And the “core strength” Hanscom refers to is what the Pilates people often call the “girdle of muscle,” around the abdomen and the lower back. The core supports everything else that uses gross motor skills.
Ironic, isn’t it, that as people age, their core strength and balance are the two things that become universally weaker. And here we are creating a younger generation starting life with those weaknesses right out of the gate.
In the school off-season, Hanscom runs a camp, Timbernook, which for all the world looks like a forest kindergarten or nature-focused adventure playground. In other words, it looks like a place where kids can actually play. Not surprisingly, when ADD kids go to Timbernook, their symptoms disappear. They no longer have to battle the crummy feeling of being a constant nuisance to the teacher, because at camp their fidgeting is free to erupt into full-on thrashing about.
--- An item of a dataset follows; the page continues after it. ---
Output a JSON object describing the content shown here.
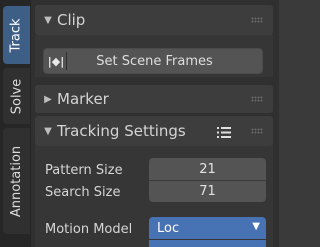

ADD is considered a neurological disorder, but increasingly some of us believe that some kids’ bodies scream for attention so loudly that the noise ruins kids’ ability to concentrate for long. At Timbernook, kids’ bodies are finally learning a form of basic education that the very structure of regular school forbids.
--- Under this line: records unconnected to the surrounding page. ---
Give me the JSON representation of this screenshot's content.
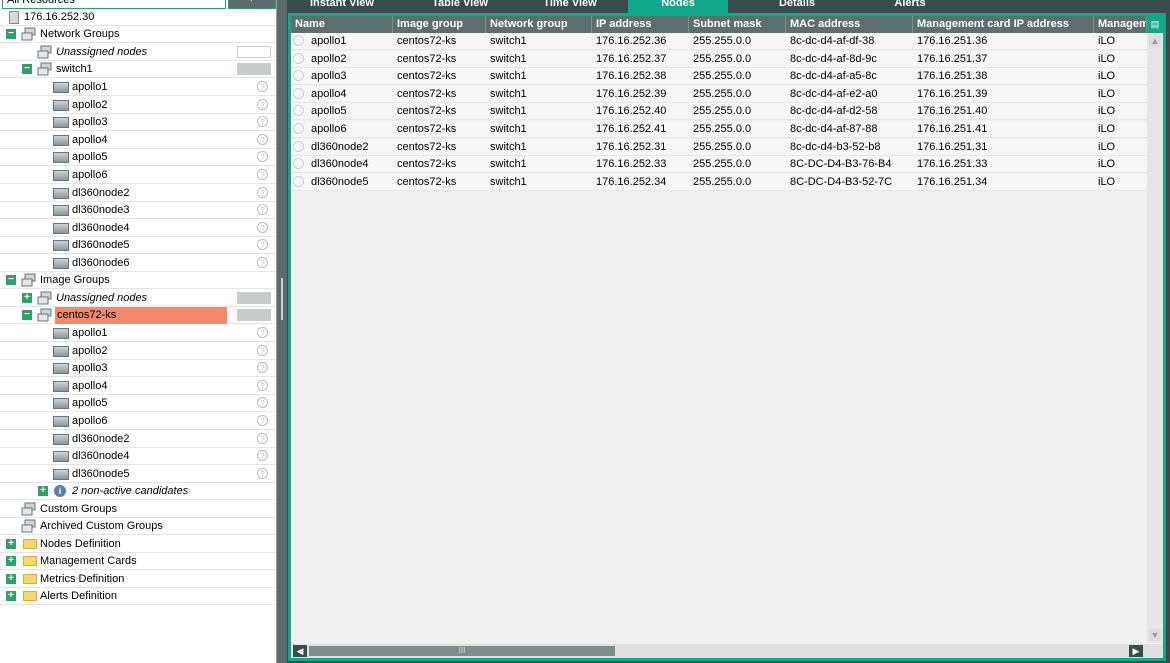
{
  "filter": {
    "value": "All Resources"
  },
  "tree": {
    "root_ip": "176.16.252.30",
    "network_groups": "Network Groups",
    "unassigned_nodes": "Unassigned nodes",
    "switch1": "switch1",
    "switch_nodes": [
      "apollo1",
      "apollo2",
      "apollo3",
      "apollo4",
      "apollo5",
      "apollo6",
      "dl360node2",
      "dl360node3",
      "dl360node4",
      "dl360node5",
      "dl360node6"
    ],
    "image_groups": "Image Groups",
    "image_unassigned": "Unassigned nodes",
    "centos": "centos72-ks",
    "centos_nodes": [
      "apollo1",
      "apollo2",
      "apollo3",
      "apollo4",
      "apollo5",
      "apollo6",
      "dl360node2",
      "dl360node4",
      "dl360node5"
    ],
    "candidates": "2 non-active candidates",
    "custom_groups": "Custom Groups",
    "archived_custom_groups": "Archived Custom Groups",
    "nodes_definition": "Nodes Definition",
    "management_cards": "Management Cards",
    "metrics_definition": "Metrics Definition",
    "alerts_definition": "Alerts Definition"
  },
  "tabs": [
    "Instant View",
    "Table View",
    "Time View",
    "Nodes",
    "Details",
    "Alerts"
  ],
  "active_tab": "Nodes",
  "table": {
    "columns": [
      "Name",
      "Image group",
      "Network group",
      "IP address",
      "Subnet mask",
      "MAC address",
      "Management card IP address",
      "Managem"
    ],
    "rows": [
      [
        "apollo1",
        "centos72-ks",
        "switch1",
        "176.16.252.36",
        "255.255.0.0",
        "8c-dc-d4-af-df-38",
        "176.16.251.36",
        "iLO"
      ],
      [
        "apollo2",
        "centos72-ks",
        "switch1",
        "176.16.252.37",
        "255.255.0.0",
        "8c-dc-d4-af-8d-9c",
        "176.16.251.37",
        "iLO"
      ],
      [
        "apollo3",
        "centos72-ks",
        "switch1",
        "176.16.252.38",
        "255.255.0.0",
        "8c-dc-d4-af-a5-8c",
        "176.16.251.38",
        "iLO"
      ],
      [
        "apollo4",
        "centos72-ks",
        "switch1",
        "176.16.252.39",
        "255.255.0.0",
        "8c-dc-d4-af-e2-a0",
        "176.16.251.39",
        "iLO"
      ],
      [
        "apollo5",
        "centos72-ks",
        "switch1",
        "176.16.252.40",
        "255.255.0.0",
        "8c-dc-d4-af-d2-58",
        "176.16.251.40",
        "iLO"
      ],
      [
        "apollo6",
        "centos72-ks",
        "switch1",
        "176.16.252.41",
        "255.255.0.0",
        "8c-dc-d4-af-87-88",
        "176.16.251.41",
        "iLO"
      ],
      [
        "dl360node2",
        "centos72-ks",
        "switch1",
        "176.16.252.31",
        "255.255.0.0",
        "8c-dc-d4-b3-52-b8",
        "176.16.251.31",
        "iLO"
      ],
      [
        "dl360node4",
        "centos72-ks",
        "switch1",
        "176.16.252.33",
        "255.255.0.0",
        "8C-DC-D4-B3-76-B4",
        "176.16.251.33",
        "iLO"
      ],
      [
        "dl360node5",
        "centos72-ks",
        "switch1",
        "176.16.252.34",
        "255.255.0.0",
        "8C-DC-D4-B3-52-7C",
        "176.16.251.34",
        "iLO"
      ]
    ]
  },
  "scrollbar": {
    "thumb_label": "III"
  },
  "colors": {
    "accent": "#10a78a",
    "selected": "#f5896a",
    "dark": "#3a4b4b",
    "header": "#5d6e6e",
    "tree_toggle": "#2da06c"
  }
}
What subject is so valuable that it’s worth sacrificing learning balance?
Picture a typical classroom. Consider what Hanscom says:
“The problem: children are constantly in an upright position these days. It is rare to find children rolling down hills, climbing trees, and spinning in circles just for fun. Merry-go-rounds and teeter-totters are a thing of the past. Recess times have shortened due to increasing educational demands, and children rarely play outdoors due to parental fears, liability issues, and the hectic schedules of modern-day society. Let’s face it: Children are not nearly moving enough, and it is really starting to become a problem.”
“Starting?” I dunno. That 11% statistic begs to differ.
Yes, schools are part of the problem. But schools are only a reflection of the larger society. Parents are absolutely insane for safety these days. They’ve heard the line that “sitting is the new cancer.” They know that clinging to electronics, indoors, for hours at a stretch can’t be good for kids. But… Even kids who are involved in sports tend to sit the rest of the time. They don’t work on cars, create pick-up games, build stuff or ride bikes to a fishing hole. They get a shot of activity. And then sit.
So while we fuss about nuances of Common Core, we stop children from learning the most basic things they’ll need to support their daily occupations. Drugs and therapy only mask the body’s biological need to cavort about. Is this really working for the kids?
Hat tip to Valerie Strauss for reprinting Hanson’s blog on her Answer Sheet.
Julia Steiny is a freelance columnist who also blogs about Restorative Practices and Restorative Justice. After serving on the Providence School Board, she became the Providence Journal’s education columnist for 16 years, and has written for many other outlets. As the founding director of the Youth Restoration Project, she’s been building demonstration projects in Rhode Island since 2008. She analyses data and provides communications consulting on Information Works! and the RIDataHUB, through The Providence Plan. For more detail, see juliasteiny.com or contact her at firstname.lastname@example.org or 24 Corliss Street #40022, Providence, RI 02904.